MAKING CHANGES – “What we disown – we can’t change”.
Inventory: Consider the following points & write out as much as you can. Do a little for each point, then go back every few days & add more.
• If needed, get trusted people to make suggestions from their experiences with you. Try not to be defensive – just write them down & look at them later.
NOTE the situations that crop up over & over, especially if mentioned by several people
STAY AWAKE for ways you act Controlling:
— When it happens — What sets it off
— How it shows up in your actions
— Who is affected — How does that make you feel
— How do they react to you — How does it affect them
Acknowledge that you are controlling, & identify the causes behind it
Consider which causes: • you’ve already been working on
• you are willing to tackle, & what you can do to change how you react
• you have to put on the shelf until you’re more healed
(review ‘Controlling & Abandonment’ posts)
• learn the difference between assertiveness & aggression, controlling vs in control, connection vs symbiosis, humility vs humiliation, rage vs anger, rescuing vs helping, possible vs impossible ….

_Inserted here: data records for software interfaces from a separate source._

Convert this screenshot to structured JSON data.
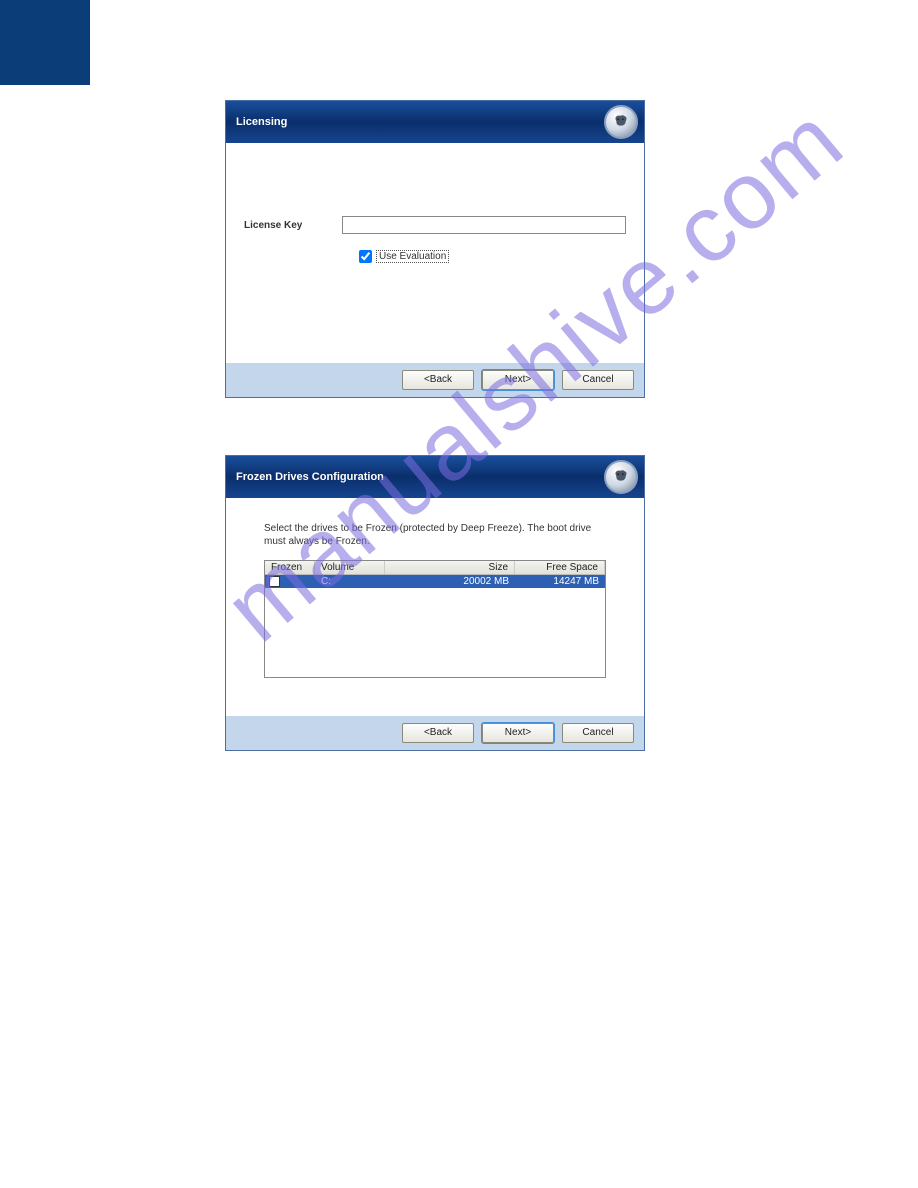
{
  "watermark": "manualshive.com",
  "dialog1": {
    "title": "Licensing",
    "license_label": "License Key",
    "evaluation_label": "Use Evaluation",
    "evaluation_checked": true,
    "buttons": {
      "back": "<Back",
      "next": "Next>",
      "cancel": "Cancel"
    }
  },
  "dialog2": {
    "title": "Frozen Drives Configuration",
    "description": "Select the drives to be Frozen (protected by Deep Freeze). The boot drive must always be Frozen.",
    "columns": {
      "frozen": "Frozen",
      "volume": "Volume",
      "size": "Size",
      "free": "Free Space"
    },
    "rows": [
      {
        "checked": false,
        "volume": "C:",
        "size": "20002 MB",
        "free": "14247 MB"
      }
    ],
    "buttons": {
      "back": "<Back",
      "next": "Next>",
      "cancel": "Cancel"
    }
  }
}
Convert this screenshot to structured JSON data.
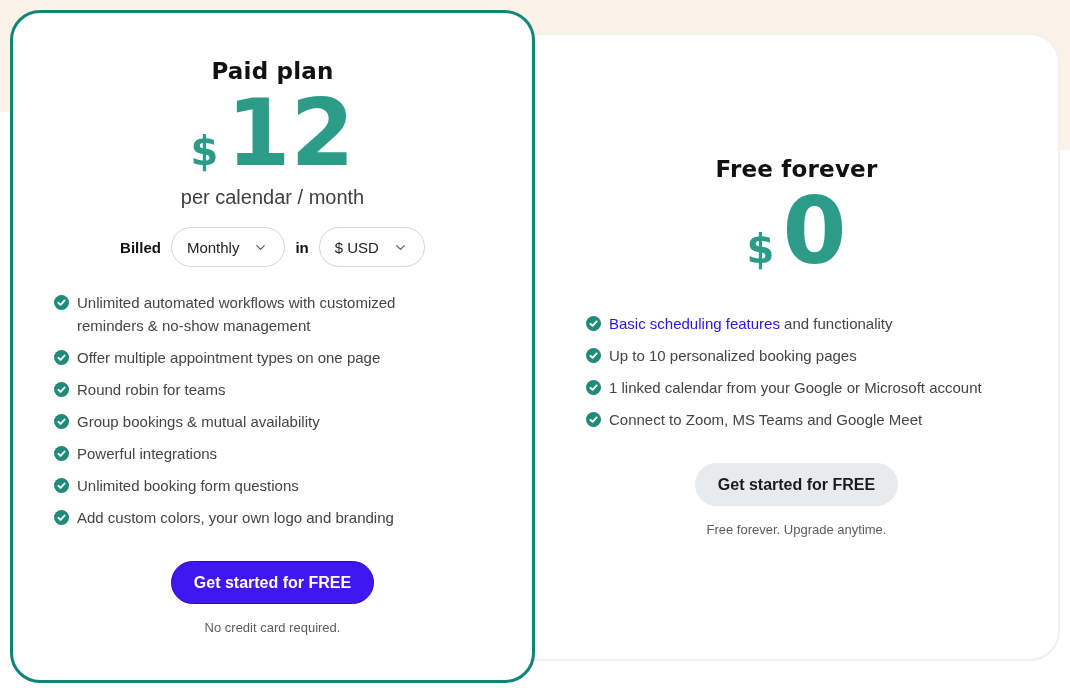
{
  "plans": [
    {
      "name": "Paid plan",
      "featured": true,
      "price": {
        "currency_symbol": "$",
        "amount": "12"
      },
      "period": "per calendar / month",
      "billing": {
        "label": "Billed",
        "frequency": "Monthly",
        "connector": "in",
        "currency": "$ USD"
      },
      "features": [
        {
          "text": "Unlimited automated workflows with customized reminders & no-show management"
        },
        {
          "text": "Offer multiple appointment types on one page"
        },
        {
          "text": "Round robin for teams"
        },
        {
          "text": "Group bookings & mutual availability"
        },
        {
          "text": "Powerful integrations"
        },
        {
          "text": "Unlimited booking form questions"
        },
        {
          "text": "Add custom colors, your own logo and branding"
        }
      ],
      "button": {
        "label": "Get started for FREE",
        "kind": "primary"
      },
      "note": "No credit card required."
    },
    {
      "name": "Free forever",
      "featured": false,
      "price": {
        "currency_symbol": "$",
        "amount": "0"
      },
      "features": [
        {
          "link": "Basic scheduling features",
          "text": "and functionality"
        },
        {
          "text": "Up to 10 personalized booking pages"
        },
        {
          "text": "1 linked calendar from your Google or Microsoft account"
        },
        {
          "text": "Connect to Zoom, MS Teams and Google Meet"
        }
      ],
      "button": {
        "label": "Get started for FREE",
        "kind": "secondary"
      },
      "note": "Free forever. Upgrade anytime."
    }
  ]
}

Practice asking for legitimate needs & desires from others, without demanding or unrealistic expectations. Know who can meet specific needs & who cannot – or to what degree!
The 3 As & T.E.A.
AWARENESS: Identify your unhealthy attitudes (Ts) towards situations, unrealistic expectations of others & beliefs about how life should be.
Also, life areas that are affected (work, home…) & which are more intense than others (more with spouse, less with friends ?…)
ACCEPTANCE: Then – write about the experiences growing up that fostered the need to Control, especially the emotions underlying that compulsion (Es). Identify alternative or opposite beliefs (Ts) you can use when life-stressors set off the impulse to C.
✶ Allow as much time as needed to make internal shifts. Acceptance is about staying in the process & not always trying to jump into Action
ACTION: List better ways (As) to behave when feeling the pull to be C. & try them out a little at a time. Learn how to communicate with your WIC & do it consistently, to comfort & protect it (Ts & Es)
Keep these new thoughts & action handy, & in a variety of locations to remind yourself (home, car, office, fridge, wallet or purse …)
TEST-CASE: Pick one thing you feel a definite need to control, then DON’T make any effort what-so-ever to exert your will over that situation the next time. Just observe the event unfold completely on its own, without any help from you. Notice you thoughts & emotions
• You may feel shaky at first, as it may bring up anxiety from past trauma. HOLD onto to your WIC, & let it know it’s not in danger
• Use Bookending with the WIC, to prove that most things turn out much better that we anticipate – & write down how things turn out whenever you don’t C.
From “Losing Control, Finding Serenity” book by Daniel A. Miller
• About your children, listen attentively without offering advice. Recognize that they’re different from you in how they think & process things, and accept that your way may not be right – for them
• In your love relationship, lower your expectations of your mate AND of yourself. Focus on steps you can take to improve your love-bond
• About creativity, focus on just enjoying the process. rather than thinking too much about the outcome. Don’t worry about making “mistakes.”
Start a piece with the intention of not completing it, & see how o\it goes.
>> If you’re only partly successful, do not give yourself a hard time! Keep trying, or they something else & get help if needed. You’ll see that letting go of control may bring success, or at least a sense of peace! (More….)
NEXT: Types of Self-Control – #1